● **WHAT THE EXERCISE ASKS**
Look through the entries below and report every line that has "footer".

● **INPUT DATA**
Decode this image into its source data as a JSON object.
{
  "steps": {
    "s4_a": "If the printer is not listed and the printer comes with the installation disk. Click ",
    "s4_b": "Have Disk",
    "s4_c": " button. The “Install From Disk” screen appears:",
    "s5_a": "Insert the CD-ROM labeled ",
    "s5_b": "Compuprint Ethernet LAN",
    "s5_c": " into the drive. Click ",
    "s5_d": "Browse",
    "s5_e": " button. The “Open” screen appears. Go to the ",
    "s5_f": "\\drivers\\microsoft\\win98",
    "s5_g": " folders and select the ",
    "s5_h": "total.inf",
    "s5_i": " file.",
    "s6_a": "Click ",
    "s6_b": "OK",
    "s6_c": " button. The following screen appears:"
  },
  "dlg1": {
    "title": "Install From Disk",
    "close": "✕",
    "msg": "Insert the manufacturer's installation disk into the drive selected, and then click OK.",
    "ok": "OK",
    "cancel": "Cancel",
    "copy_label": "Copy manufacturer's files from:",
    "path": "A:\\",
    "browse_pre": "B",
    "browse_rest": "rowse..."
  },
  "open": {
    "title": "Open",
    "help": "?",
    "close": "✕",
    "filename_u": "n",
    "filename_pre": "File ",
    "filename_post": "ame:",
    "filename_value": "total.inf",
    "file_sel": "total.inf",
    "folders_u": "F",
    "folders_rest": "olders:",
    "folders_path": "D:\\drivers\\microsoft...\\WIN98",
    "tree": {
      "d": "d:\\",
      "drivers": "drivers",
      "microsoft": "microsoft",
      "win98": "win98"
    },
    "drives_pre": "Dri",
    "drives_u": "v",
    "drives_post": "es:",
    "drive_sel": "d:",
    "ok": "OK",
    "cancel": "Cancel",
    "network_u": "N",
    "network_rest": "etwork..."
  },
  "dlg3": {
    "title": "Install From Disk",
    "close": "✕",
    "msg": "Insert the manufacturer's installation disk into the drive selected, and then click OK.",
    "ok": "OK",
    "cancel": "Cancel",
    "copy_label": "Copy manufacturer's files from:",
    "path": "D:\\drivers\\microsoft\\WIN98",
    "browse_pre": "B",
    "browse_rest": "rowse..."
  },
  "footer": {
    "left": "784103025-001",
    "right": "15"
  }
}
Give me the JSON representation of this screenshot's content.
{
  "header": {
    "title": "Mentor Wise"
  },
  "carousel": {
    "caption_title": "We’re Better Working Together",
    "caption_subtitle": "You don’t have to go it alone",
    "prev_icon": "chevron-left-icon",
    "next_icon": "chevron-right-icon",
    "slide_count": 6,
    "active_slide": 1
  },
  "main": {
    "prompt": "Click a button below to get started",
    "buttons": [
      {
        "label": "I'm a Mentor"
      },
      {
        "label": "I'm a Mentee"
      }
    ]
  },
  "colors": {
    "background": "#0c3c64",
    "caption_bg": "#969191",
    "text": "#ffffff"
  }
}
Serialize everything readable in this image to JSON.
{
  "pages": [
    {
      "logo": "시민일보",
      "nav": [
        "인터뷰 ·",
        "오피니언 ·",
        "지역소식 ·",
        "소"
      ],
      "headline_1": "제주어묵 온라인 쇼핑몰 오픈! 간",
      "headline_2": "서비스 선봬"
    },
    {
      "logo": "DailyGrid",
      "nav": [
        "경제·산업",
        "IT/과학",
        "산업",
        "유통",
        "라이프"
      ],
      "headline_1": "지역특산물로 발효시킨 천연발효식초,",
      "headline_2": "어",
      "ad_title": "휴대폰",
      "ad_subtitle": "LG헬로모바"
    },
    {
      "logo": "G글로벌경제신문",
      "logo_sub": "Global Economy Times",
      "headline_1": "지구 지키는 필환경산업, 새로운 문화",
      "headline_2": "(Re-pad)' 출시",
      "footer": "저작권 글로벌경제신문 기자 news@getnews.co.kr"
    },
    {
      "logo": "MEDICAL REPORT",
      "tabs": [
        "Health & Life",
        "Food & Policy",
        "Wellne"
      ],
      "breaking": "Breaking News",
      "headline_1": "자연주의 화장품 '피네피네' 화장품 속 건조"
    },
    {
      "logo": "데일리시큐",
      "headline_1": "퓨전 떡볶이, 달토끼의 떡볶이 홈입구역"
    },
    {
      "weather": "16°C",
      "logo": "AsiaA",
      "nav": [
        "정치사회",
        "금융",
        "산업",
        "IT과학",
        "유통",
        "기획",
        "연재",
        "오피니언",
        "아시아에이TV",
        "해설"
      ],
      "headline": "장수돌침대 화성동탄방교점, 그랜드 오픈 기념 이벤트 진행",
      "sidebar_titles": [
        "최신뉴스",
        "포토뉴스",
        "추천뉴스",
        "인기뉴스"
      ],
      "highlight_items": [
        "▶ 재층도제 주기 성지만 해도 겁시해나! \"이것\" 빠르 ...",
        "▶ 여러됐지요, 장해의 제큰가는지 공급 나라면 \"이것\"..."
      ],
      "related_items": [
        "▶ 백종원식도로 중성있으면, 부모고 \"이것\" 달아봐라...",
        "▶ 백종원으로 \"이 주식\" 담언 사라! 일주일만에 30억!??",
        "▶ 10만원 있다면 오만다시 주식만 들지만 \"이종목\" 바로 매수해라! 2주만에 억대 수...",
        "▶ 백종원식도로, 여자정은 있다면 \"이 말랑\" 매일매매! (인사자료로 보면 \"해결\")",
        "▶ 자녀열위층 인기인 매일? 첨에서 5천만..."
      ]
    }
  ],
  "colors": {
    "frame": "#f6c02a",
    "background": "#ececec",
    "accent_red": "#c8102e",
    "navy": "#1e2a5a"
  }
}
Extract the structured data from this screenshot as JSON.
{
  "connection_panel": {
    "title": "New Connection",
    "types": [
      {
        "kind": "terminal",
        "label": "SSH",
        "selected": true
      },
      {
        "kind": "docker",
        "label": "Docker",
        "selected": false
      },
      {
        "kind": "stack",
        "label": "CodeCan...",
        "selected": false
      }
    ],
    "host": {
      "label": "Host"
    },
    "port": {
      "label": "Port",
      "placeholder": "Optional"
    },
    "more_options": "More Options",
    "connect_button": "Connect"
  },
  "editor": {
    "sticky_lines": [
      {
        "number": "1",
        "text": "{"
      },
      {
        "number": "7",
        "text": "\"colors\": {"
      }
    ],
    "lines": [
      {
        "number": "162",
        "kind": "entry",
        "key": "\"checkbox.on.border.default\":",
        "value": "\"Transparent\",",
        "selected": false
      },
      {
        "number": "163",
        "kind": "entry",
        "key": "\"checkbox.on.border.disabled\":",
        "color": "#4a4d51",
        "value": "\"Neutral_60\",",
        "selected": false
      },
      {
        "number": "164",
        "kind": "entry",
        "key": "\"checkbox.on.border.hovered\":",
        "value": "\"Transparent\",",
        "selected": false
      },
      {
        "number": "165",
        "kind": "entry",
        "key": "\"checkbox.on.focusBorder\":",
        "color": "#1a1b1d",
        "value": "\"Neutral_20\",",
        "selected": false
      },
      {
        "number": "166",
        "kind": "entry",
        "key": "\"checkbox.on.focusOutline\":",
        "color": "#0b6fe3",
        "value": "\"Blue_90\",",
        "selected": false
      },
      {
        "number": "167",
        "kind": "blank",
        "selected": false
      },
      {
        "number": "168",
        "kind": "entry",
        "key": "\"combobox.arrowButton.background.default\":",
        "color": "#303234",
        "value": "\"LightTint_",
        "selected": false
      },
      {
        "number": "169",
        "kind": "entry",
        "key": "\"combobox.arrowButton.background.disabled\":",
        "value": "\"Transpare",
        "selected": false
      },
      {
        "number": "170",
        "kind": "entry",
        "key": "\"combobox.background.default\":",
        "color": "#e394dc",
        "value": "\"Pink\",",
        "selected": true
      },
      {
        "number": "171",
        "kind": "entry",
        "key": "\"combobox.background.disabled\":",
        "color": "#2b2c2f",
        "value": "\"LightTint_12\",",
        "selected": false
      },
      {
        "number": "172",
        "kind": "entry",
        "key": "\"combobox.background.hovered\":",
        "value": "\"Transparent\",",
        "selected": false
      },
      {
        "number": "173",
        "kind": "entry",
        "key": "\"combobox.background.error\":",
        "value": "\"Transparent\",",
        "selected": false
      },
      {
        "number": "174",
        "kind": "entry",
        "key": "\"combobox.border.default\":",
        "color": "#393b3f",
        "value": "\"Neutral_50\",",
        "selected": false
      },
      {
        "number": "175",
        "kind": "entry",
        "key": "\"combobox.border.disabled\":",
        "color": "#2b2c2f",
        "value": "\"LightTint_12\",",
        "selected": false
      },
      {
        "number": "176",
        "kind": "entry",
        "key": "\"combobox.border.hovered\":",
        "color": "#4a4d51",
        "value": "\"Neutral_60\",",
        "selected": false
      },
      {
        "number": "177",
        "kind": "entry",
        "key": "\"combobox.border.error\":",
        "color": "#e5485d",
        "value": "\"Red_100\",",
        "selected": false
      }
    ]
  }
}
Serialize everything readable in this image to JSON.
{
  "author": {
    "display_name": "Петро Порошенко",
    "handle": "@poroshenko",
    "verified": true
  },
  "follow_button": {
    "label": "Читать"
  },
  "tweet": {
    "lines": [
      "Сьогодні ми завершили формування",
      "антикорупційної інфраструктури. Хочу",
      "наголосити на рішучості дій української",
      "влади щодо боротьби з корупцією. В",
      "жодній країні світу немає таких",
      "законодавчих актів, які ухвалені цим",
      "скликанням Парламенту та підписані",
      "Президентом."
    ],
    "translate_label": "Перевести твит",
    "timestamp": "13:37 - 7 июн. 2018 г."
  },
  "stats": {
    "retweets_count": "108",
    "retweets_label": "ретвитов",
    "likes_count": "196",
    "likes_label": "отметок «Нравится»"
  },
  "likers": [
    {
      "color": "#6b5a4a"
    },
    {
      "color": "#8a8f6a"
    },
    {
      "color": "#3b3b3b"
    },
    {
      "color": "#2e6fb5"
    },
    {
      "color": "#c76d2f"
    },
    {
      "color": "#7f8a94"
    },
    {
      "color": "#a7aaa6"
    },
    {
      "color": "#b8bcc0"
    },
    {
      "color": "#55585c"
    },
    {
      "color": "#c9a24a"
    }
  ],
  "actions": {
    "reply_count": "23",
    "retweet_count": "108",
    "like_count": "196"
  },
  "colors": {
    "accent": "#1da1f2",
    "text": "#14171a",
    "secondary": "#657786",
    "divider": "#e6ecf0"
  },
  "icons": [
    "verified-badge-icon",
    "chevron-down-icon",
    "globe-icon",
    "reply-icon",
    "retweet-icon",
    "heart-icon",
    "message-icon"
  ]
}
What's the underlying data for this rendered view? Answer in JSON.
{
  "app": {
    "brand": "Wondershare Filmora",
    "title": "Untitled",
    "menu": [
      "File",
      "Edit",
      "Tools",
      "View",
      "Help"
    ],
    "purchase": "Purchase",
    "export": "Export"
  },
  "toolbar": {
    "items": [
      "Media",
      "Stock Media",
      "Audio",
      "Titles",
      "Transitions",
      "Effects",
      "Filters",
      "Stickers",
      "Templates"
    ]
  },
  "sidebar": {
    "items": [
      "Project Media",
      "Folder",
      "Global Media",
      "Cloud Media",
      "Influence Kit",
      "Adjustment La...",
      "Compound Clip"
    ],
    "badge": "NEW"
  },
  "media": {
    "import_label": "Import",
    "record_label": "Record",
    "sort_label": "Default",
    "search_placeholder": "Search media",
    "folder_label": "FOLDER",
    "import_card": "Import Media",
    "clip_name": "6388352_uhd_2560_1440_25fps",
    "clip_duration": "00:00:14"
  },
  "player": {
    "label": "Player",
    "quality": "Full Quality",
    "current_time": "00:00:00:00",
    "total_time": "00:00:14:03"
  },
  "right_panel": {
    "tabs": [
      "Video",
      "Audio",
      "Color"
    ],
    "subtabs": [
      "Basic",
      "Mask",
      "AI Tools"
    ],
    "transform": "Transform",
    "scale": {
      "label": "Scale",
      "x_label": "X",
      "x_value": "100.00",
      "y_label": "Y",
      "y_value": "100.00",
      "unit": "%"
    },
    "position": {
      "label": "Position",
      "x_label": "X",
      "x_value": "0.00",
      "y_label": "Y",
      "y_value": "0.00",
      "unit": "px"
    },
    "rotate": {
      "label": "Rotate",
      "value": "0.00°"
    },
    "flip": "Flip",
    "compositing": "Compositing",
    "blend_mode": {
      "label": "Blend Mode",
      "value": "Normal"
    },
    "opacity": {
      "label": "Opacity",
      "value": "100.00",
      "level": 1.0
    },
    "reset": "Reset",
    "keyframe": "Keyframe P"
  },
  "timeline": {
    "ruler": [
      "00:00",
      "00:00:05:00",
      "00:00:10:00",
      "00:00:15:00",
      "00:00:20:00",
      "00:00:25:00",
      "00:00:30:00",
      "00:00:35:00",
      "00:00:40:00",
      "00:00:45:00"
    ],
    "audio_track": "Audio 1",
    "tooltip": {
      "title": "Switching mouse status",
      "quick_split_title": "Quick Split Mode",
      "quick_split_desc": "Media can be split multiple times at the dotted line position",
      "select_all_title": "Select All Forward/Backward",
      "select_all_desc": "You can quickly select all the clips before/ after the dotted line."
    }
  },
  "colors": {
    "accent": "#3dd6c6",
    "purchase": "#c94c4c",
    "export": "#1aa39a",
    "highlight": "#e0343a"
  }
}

● **TASK OUTPUT**
  "footer": {
      "footer": "저작권 글로벌경제신문 기자 news@getnews.co.kr"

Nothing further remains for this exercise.